Among the issues that should be raised: What does it mean for your younger son to have this rare kidney disease? What's the survival rate for an adolescent who receives a living donor transplant? What is involved in the donation process?

These questions should be raised as a family in conversation with a physician or other members of the kidney care team. Family members can then talk about how they feel about the issue, not as a response to a direct question. This provides a chance for better education about the condition as well as the process, and reduces fear.

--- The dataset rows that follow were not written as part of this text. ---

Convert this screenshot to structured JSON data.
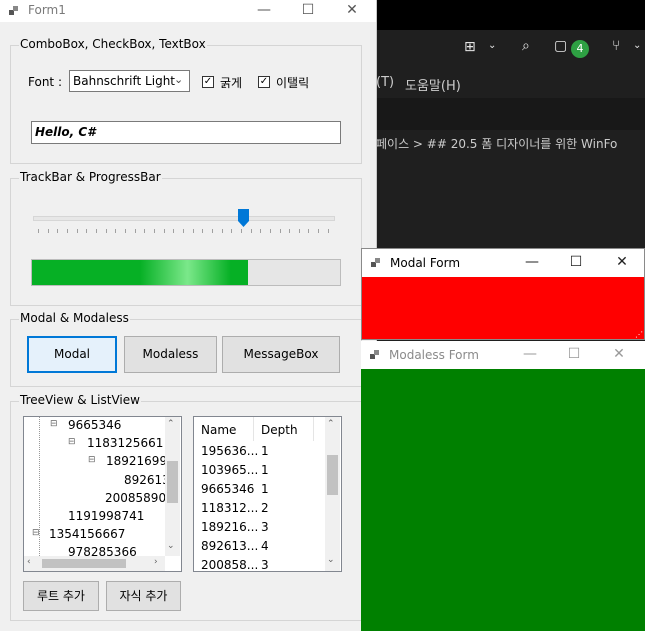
{
  "ide": {
    "menu_partial": "(T)",
    "menu_help": "도움말(H)",
    "badge_count": "4",
    "breadcrumb": "페이스 > ## 20.5 폼 디자이너를 위한 WinFo"
  },
  "form1": {
    "title": "Form1",
    "combo_group": {
      "label": "ComboBox, CheckBox, TextBox",
      "font_label": "Font :",
      "font_value": "Bahnschrift Light",
      "bold_label": "굵게",
      "italic_label": "이탤릭",
      "text_value": "Hello, C#"
    },
    "track_group": {
      "label": "TrackBar & ProgressBar",
      "trackbar_value": 0.7,
      "progress_value": 0.7
    },
    "modal_group": {
      "label": "Modal & Modaless",
      "modal_btn": "Modal",
      "modaless_btn": "Modaless",
      "messagebox_btn": "MessageBox"
    },
    "tree_group": {
      "label": "TreeView & ListView",
      "tree_nodes": [
        "9665346",
        "1183125661",
        "18921699",
        "892613",
        "20085890",
        "1191998741",
        "1354156667",
        "978285366"
      ],
      "list_headers": [
        "Name",
        "Depth"
      ],
      "list_rows": [
        {
          "name": "195636...",
          "depth": "1"
        },
        {
          "name": "103965...",
          "depth": "1"
        },
        {
          "name": "9665346",
          "depth": "1"
        },
        {
          "name": "118312...",
          "depth": "2"
        },
        {
          "name": "189216...",
          "depth": "3"
        },
        {
          "name": "892613...",
          "depth": "4"
        },
        {
          "name": "200858...",
          "depth": "3"
        }
      ],
      "add_root_btn": "루트 추가",
      "add_child_btn": "자식 추가"
    }
  },
  "modal_form": {
    "title": "Modal Form",
    "bg": "#ff0000"
  },
  "modaless_form": {
    "title": "Modaless Form",
    "bg": "#008000"
  }
}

The decision to be a living donor is a voluntary one and should be entered into free of pressure. Some people may not want to take the risk -- and their rights should be respected. The evaluation process is very thorough. It's designed to minimize risk and also can uncover unexpected conditions in the potential donor that are important.

The National Kidney Foundation provides information on its website regarding this subject. Visit to learn more.

DEAR ABBY: I share a small office space with a co-worker, "Tammy," who is going through a nasty divorce. At first I tried to be supportive and listen to her problems, but now I think it was a mistake. I now dread going to work because I know I'll have to 1isten to a litany of complaints as soon as I walk through the door.

I have tried to encourage Tammy to talk to a priest or a psychologist, but she refuses because she's embarrassed. Is it time to inform our manager? I don't want to get Tammy in trouble, but I feel I'm incapable of giving her the kind of support she seems to need. I'm not sure how much longer I can take this. Please help. -- WELL-INTENTIONED IN MINNEAPOLIS

DEAR WELL-INTENTIONED: Summon up the courage to tell Tammy that although you care about her, you can no longer listen to her problems because it's distracting you from your responsibilities at work. Explain again that these are issues she should be sharing with a trained professional. If she persists in bringing her personal problems to you, then ask your manager to put a stop to it.

What teens need to know about sex, drugs, AIDS and getting along with peers and parents is in "What Every Teen Should Know." To order, send a business-sized, self-addressed envelope, plus check or money order for $6 (U.S. funds) to: Dear Abby -- Teen Booklet, P.O. Box 447, Mount Morris, IL 61054-0447. (Postage is included in the price.)